Trumpeter Donald Byrd Dies at 80
Seminal trumpeter Donald Byrd, who was known for his collaborations with top artists, innovative style and lifelong commitment to jazz education, died on Feb. 4 in Delaware from unknown causes. He was 80.
From his legacy as a proponent of hard-bop to his segue into jazz fusion and hip-hop, Byrd was highly regarded for his ability to transcend genres, which earned him the respect of artists from all musical circles.

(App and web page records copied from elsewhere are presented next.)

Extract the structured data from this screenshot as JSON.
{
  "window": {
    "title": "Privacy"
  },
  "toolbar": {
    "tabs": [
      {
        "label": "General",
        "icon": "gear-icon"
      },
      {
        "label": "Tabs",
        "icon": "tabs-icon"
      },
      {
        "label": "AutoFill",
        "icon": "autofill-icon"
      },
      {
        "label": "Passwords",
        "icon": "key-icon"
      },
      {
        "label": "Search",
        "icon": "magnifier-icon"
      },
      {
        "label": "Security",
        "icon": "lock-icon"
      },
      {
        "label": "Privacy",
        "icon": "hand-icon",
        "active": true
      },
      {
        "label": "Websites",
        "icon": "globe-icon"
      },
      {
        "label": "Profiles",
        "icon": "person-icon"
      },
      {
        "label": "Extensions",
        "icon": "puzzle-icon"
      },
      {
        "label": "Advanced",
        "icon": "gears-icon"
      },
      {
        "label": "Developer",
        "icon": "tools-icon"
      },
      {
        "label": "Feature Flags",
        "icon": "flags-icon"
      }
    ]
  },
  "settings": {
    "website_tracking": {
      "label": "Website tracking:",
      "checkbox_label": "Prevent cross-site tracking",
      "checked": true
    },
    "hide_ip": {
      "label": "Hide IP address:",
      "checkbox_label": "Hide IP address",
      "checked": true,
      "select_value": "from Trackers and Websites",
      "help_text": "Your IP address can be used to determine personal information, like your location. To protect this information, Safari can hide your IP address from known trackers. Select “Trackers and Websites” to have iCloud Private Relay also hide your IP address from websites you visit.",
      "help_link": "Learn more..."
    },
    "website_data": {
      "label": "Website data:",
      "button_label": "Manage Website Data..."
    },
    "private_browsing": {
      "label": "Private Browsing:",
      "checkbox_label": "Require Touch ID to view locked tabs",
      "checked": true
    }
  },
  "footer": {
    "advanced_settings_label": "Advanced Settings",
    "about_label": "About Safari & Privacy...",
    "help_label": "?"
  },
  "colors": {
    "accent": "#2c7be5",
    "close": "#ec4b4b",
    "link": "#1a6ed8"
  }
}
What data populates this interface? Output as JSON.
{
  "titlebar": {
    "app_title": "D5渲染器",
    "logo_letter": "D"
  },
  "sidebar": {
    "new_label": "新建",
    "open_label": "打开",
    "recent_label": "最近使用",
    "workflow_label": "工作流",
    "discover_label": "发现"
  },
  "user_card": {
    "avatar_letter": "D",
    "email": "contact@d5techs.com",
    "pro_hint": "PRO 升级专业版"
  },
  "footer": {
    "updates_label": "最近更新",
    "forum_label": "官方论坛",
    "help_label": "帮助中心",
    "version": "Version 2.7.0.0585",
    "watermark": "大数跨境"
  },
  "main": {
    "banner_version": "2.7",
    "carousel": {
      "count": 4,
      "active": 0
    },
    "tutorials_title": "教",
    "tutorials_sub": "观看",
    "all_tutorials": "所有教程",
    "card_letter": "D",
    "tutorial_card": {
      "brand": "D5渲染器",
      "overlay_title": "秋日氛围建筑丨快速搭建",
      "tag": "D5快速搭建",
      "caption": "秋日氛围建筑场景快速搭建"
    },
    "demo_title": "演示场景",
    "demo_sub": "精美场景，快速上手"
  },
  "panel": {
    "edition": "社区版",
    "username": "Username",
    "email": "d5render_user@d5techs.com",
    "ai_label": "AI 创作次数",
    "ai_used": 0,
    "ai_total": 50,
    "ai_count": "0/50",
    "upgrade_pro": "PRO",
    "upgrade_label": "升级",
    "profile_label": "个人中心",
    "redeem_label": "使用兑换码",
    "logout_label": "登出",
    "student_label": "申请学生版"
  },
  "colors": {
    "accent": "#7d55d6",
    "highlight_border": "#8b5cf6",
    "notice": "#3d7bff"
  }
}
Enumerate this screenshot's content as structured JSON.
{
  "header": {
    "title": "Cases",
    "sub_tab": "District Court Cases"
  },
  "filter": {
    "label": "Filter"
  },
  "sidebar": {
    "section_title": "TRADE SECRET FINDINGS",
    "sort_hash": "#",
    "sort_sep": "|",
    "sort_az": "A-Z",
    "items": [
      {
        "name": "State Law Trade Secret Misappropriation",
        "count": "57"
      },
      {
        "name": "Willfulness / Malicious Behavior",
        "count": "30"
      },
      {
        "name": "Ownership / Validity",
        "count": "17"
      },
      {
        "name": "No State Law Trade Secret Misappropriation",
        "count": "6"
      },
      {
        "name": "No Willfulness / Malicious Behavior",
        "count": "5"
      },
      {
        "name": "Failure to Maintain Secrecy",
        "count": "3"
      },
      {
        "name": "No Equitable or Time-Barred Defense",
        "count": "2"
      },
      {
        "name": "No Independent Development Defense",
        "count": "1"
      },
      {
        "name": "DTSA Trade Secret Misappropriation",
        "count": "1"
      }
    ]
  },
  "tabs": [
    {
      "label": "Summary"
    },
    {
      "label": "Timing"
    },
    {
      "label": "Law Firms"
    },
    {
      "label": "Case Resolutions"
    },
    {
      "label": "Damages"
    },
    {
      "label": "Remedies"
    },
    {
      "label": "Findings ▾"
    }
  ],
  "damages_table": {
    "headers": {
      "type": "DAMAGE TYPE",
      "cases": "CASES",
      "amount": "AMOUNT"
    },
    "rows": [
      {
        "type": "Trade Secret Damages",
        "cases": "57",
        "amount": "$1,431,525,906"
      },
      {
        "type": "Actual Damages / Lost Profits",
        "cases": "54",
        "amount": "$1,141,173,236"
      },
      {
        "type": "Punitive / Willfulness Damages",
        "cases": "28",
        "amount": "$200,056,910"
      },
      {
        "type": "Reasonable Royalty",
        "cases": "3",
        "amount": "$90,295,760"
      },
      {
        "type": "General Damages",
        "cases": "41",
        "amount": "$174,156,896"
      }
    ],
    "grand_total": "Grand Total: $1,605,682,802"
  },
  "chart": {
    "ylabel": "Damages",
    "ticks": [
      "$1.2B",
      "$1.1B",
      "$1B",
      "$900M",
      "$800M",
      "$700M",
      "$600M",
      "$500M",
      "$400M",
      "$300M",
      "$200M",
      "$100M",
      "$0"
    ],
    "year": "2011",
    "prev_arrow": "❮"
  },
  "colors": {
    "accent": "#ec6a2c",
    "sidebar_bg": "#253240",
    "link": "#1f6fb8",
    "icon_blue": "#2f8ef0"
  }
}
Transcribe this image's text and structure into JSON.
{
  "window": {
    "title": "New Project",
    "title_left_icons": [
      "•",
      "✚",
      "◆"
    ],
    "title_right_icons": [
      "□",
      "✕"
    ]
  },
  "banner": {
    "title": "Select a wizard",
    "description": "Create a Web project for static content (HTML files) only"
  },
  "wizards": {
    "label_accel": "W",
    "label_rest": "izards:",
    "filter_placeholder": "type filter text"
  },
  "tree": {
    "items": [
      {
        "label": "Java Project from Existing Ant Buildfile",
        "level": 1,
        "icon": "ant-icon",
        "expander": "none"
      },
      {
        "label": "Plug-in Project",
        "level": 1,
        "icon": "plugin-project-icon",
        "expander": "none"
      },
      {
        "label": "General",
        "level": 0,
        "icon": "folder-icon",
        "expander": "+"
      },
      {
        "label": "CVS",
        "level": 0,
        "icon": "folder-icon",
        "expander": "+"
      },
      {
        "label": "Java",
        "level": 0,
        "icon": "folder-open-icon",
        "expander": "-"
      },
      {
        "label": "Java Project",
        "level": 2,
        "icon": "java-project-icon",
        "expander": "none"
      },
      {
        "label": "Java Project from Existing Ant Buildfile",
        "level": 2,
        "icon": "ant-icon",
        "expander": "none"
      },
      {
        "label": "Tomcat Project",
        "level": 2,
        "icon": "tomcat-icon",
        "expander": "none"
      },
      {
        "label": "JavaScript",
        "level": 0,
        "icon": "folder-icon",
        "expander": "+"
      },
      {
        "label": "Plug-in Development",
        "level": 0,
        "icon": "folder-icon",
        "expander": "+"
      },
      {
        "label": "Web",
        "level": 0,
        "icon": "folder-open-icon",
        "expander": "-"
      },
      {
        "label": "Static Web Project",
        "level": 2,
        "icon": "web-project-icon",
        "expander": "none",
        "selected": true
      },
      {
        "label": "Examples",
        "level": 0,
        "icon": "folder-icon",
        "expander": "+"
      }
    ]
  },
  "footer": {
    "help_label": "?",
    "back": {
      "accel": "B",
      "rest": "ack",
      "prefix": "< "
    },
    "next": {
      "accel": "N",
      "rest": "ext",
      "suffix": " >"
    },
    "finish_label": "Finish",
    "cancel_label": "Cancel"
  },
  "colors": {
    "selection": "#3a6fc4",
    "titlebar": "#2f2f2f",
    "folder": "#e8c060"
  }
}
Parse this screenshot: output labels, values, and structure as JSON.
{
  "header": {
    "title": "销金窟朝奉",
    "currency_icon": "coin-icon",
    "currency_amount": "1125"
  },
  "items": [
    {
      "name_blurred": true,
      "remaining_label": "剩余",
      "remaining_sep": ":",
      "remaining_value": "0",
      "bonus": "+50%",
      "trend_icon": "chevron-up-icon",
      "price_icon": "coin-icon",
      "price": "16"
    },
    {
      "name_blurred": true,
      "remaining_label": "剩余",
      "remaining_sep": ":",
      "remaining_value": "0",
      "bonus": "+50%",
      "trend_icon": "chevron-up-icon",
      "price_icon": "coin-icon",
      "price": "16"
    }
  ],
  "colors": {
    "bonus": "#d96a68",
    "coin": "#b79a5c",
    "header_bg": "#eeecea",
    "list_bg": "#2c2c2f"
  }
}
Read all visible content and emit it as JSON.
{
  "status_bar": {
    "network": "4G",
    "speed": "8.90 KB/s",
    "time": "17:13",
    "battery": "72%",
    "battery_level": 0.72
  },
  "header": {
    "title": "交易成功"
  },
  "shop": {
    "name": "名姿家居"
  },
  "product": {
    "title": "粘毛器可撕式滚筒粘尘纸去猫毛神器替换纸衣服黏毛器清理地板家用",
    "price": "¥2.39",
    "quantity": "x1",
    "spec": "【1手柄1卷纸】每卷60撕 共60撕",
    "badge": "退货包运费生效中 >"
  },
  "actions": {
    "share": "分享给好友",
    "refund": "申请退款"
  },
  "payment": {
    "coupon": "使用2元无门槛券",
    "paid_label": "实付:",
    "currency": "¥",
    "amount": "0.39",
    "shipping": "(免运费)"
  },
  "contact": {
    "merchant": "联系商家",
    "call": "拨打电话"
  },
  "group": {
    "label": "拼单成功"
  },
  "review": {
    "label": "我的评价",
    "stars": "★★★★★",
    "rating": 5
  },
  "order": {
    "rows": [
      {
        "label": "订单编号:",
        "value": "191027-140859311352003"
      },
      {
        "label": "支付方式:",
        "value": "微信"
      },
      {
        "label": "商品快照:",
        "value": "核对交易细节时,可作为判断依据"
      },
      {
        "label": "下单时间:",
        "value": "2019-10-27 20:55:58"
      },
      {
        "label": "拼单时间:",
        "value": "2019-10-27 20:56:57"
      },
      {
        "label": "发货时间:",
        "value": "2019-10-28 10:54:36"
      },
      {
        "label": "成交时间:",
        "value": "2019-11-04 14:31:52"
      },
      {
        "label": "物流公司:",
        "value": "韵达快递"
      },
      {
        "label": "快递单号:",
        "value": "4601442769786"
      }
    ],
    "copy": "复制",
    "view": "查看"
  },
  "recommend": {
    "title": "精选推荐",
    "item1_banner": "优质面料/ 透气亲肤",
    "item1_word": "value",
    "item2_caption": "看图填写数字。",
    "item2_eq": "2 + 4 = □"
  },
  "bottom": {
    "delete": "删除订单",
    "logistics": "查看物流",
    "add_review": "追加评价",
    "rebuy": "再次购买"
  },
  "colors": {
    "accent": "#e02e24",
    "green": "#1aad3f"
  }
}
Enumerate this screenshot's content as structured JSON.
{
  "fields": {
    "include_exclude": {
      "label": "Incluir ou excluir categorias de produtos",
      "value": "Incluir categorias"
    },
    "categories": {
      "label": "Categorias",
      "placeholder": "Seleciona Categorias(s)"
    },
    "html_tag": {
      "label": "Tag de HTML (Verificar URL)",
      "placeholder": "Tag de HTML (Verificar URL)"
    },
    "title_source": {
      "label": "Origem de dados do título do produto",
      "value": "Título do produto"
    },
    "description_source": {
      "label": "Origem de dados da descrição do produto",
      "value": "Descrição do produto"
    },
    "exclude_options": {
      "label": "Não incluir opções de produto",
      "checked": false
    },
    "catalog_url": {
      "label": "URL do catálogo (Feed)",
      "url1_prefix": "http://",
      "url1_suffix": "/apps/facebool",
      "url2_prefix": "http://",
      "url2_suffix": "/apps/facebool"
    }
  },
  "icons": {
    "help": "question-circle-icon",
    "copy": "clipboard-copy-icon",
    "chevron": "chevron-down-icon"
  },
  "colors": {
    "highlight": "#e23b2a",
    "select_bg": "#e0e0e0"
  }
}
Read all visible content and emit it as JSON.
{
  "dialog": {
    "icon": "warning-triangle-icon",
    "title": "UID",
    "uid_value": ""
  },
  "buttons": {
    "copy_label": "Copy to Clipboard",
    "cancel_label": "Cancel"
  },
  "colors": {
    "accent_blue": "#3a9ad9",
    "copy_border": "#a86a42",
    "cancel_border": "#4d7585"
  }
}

Born Donaldson Toussaint L’Ouverture Byrd II in 1932, Byrd was the son of a Methodist minister and musician. The product of Detroit’s celebrated music-education system, he was already an accomplished trumpeter by the time he graduated from Cass Technical High School. He earned his bachelor’s degree from Wayne State University in Detroit and his master’s from the prestigious Manhattan School of Music, and also went on to study music with famed educator Nadia Boulanger in Paris in 1963.
Byrd played with the U.S. Air Force Band from 1951–1952 and relocated to New York in 1955, where he performed with the George Wallington Group at Café Bohemia. His career took off when he joined Art Blakey’s Jazz Messengers in 1955 as the replacement for trumpeter Clifford Brown, whom he greatly admired. He went on to collaborate with Max Roach, John Coltrane, Sonny Rollins and Red Garland before forming a band with baritone saxophonist Pepper Adams and leading sessions under the Savoy label.
In 1958, Byrd signed an exclusive recording contract with the Blue Note label and released his debut album with Adams, Off To The Races, in 1959. He formed his own touring quintet in the early 1960s began to evolve his hard-bop style, utilizing influences from r&b and gospel music. His 1969 Blue Note release Fancy Free exemplified this transition into more commercial jazz-fusion and funk styles. Though Byrd’s eventual deviation from the mainstream was panned by some critics, his 1973 album Black Byrd, which he recorded under brother producers Larry and Alphonso “Fonce” Mizell, became one of the best-selling Blue Note albums of all time.
Around the same time, Byrd became a pioneer in jazz education, instructing at New York’s Music & Art High School and holding clinics and private lessons at National Stage Band Camps. The trumpeter held teaching appointments at universities around the country, including Rutgers University, where he was the first person to teach jazz. He also taught at Hampton University, North Carolina Central University, North Texas State University, Delaware State University, William Paterson University and Howard University, where he founded the jazz department and was named chairman of the black music department. While at Howard, he formed a band with students called The Blackbyrds, which enjoyed chart-topping success with songs such as “Street Lady” and “Places And Spaces” in the mid-1970s. In 1982, Byrd received his honorary doctorate from New York Teachers’ College at Columbia University.
Byrd’s influence extended into the realm of contemporary hip-hop, and many of his Blue Note recordings became fodder for sampling on more than 100 tracks from artists such as A Tribe Called Quest, Public Enemy and Nas. He also performed on late hip-hop artist Guru’s 1993 album Jazzmatazz Vol. 1, a fusion of jazz and hip-hop performed by a vast personnel of respected artists from both genres.
In 2000, the National Endowment for the Arts recognized Byrd as an NEA Jazz Master.
Byrd’s death was kept confidential and was thought to be an Internet hoax until his nephew, jazz keyboardist Alex Bugnon, released a series of Facebook posts and emails announcing his passing.
“I have no more patience for this unnecessary shroud of secrecy placed over [Byrd’s] death by certain members of his immediate family,” Bugnon wrote on his Facebook page last Wednesday afternoon.
To read a classic interview of Donald Byrd from the DownBeat archives (“Donald Byrd Today,” Jan. 27, 1966), click here.